For the entries below, repeat exactly each line starting with the one that contains "Transcribe this image's" and going on through the one that contains "Output a JSON", and no others.

INPUT RECORDS below:

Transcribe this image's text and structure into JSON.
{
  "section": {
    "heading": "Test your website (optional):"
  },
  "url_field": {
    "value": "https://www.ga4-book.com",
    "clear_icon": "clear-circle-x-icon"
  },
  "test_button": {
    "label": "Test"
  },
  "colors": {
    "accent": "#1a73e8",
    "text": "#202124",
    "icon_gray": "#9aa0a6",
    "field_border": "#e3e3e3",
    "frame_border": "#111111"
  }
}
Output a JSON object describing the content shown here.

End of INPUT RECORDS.
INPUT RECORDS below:

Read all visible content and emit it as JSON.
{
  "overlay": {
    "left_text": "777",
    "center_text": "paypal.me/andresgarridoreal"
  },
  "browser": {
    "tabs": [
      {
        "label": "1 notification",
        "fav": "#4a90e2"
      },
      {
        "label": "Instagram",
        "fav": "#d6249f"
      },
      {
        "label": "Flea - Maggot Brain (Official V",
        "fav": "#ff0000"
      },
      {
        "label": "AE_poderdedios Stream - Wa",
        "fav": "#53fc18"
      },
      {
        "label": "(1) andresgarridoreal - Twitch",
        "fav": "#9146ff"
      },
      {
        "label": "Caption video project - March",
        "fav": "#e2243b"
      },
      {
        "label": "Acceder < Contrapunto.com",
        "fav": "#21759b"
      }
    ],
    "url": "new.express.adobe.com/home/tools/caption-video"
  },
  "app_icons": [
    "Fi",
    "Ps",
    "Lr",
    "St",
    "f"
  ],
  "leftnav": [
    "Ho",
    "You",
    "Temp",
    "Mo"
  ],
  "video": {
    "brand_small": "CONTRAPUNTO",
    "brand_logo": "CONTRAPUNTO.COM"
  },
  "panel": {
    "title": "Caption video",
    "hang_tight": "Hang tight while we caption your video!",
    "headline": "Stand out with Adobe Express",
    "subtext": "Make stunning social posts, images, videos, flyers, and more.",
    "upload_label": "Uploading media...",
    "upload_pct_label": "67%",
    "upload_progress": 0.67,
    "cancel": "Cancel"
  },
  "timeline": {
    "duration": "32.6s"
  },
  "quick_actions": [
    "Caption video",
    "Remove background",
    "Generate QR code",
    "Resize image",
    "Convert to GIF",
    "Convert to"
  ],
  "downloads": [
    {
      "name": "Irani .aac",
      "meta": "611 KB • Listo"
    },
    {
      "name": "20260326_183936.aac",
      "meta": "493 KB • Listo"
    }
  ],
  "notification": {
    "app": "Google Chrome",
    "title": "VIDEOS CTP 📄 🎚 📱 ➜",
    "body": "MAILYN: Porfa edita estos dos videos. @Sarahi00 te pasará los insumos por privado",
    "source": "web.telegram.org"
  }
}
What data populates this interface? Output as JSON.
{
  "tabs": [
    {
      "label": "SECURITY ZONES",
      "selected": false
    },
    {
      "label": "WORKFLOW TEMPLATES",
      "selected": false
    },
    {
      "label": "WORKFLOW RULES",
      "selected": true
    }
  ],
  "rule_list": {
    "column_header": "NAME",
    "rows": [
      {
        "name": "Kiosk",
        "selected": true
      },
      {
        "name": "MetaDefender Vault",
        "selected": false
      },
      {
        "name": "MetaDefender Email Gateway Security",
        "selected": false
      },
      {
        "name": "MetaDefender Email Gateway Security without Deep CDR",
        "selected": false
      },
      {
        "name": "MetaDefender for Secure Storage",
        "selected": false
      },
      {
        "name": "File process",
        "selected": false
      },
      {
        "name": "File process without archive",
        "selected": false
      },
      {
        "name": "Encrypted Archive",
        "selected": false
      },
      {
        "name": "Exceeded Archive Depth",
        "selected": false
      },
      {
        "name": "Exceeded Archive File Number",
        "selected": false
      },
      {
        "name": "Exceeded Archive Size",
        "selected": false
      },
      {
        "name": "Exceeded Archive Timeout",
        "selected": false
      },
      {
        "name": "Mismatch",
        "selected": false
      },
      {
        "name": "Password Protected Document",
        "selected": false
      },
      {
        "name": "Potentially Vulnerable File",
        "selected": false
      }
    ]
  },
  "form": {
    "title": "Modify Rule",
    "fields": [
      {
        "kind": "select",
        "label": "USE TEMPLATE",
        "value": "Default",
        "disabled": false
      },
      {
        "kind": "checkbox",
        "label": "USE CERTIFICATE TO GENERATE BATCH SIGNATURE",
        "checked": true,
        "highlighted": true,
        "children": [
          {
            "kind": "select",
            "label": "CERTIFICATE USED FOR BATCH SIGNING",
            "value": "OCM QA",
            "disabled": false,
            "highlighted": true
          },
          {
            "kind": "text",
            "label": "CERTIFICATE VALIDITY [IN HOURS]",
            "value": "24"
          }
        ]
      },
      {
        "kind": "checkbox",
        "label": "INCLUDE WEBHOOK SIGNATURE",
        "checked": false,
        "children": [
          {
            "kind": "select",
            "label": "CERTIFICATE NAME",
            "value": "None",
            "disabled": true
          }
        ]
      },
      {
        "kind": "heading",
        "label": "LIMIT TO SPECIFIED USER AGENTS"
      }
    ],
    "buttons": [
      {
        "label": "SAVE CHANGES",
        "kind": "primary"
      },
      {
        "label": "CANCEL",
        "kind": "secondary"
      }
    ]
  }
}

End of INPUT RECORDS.

> _SOLUTION TO THE PROBLEM_:
Transcribe this image's text and structure into JSON.
{
  "section": {
    "heading": "Test your website (optional):"
  },
  "url_field": {
    "value": "https://www.ga4-book.com",
    "clear_icon": "clear-circle-x-icon"
  },
  "test_button": {
    "label": "Test"
  },
  "colors": {
    "accent": "#1a73e8",
    "text": "#202124",
    "icon_gray": "#9aa0a6",
    "field_border": "#e3e3e3",
    "frame_border": "#111111"
  }
}
Output a JSON object describing the content shown here.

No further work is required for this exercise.